Ambient temperatures of 23.2° to 23.6° Celsius were subtracted from sensor readings to provide the “above ambient” temperatures shown below. An extra-warm, overclocked Core i7 processor under the load of eight Prime95 threads provided the heat.
Rosewill’s FORT120 edges out the Cogage True Spirit, while the Corsair H50 lags slightly behind. We’ll discuss a possible reason why this happened in a bit.
Both air cooling products provide some direct air to the VRM sink, aiding chipset/VRM heatpipe temperatures. The H50 isn’t far behind, however.

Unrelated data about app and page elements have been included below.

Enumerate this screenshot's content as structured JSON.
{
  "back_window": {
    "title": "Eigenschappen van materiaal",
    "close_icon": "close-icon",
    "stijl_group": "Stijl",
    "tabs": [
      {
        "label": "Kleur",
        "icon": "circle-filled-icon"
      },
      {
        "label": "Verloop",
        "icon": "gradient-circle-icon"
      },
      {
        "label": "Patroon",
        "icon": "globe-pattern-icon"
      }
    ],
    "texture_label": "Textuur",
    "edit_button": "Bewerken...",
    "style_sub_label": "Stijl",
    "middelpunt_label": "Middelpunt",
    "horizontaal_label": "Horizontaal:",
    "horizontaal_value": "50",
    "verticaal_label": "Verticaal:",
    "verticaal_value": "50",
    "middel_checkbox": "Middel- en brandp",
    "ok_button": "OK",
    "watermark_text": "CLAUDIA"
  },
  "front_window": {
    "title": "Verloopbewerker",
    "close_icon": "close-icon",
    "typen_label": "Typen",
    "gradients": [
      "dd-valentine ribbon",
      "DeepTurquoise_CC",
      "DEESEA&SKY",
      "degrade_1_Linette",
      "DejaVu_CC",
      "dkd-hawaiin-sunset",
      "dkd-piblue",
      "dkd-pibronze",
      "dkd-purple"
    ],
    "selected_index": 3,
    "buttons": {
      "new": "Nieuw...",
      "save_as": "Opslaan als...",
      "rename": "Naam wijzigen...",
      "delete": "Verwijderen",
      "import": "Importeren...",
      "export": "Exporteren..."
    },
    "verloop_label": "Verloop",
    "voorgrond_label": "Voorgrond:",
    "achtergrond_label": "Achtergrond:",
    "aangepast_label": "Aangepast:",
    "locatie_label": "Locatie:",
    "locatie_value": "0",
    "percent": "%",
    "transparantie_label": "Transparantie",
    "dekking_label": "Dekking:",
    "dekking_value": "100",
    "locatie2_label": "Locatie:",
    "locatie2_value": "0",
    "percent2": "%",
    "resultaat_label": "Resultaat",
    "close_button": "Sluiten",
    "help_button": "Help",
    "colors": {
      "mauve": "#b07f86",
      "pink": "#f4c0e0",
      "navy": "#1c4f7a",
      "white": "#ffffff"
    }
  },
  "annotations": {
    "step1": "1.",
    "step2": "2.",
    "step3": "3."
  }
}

Now we see the real reason for the FORT120’s performance advantage. Its 2,400 RPM fan is 50% faster than the True Spirit’s 1,600 RPM fan, providing increased airflow. It’s also much louder. Rated by Rosewill at 2,300 RPM and 30 decibels, the FORT120’s 2,400 RPM fan is actually slightly louder than our lab’s 38 db NMB reference fan.
Rosewill prints its own labels but placed the “generic” fan model number DP1212HSHP in parenthesis following its in-house model number, RCX-SHDT120X. Web searches for data on this 120 mm 0.32A fan revealed nothing, but various manufacturers with similar fans (design, speed, bearing type) most commonly list sound levels between 39 and 41 decibels. The ratings of those suppliers “sound” far more realistic to us, so we have to question the test methods used to measure this particular cooler.
This is where Corsair shines. Though its noise level isn’t rated, Corsair's H50 is barely noisier than our 28 db Scythe reference fan. That noise comes from two sources: the pump and fan, which are roughly equal in apparent volume. Of the two devices we tested today, only Corsair’s H50 even comes close to Rosewill’s claimed 30 db rating.
Another amazing revelation is that Corsair’s liquid cooler, including pump and fan, pulls roughly the same amount of energy as the FORT120’s fan.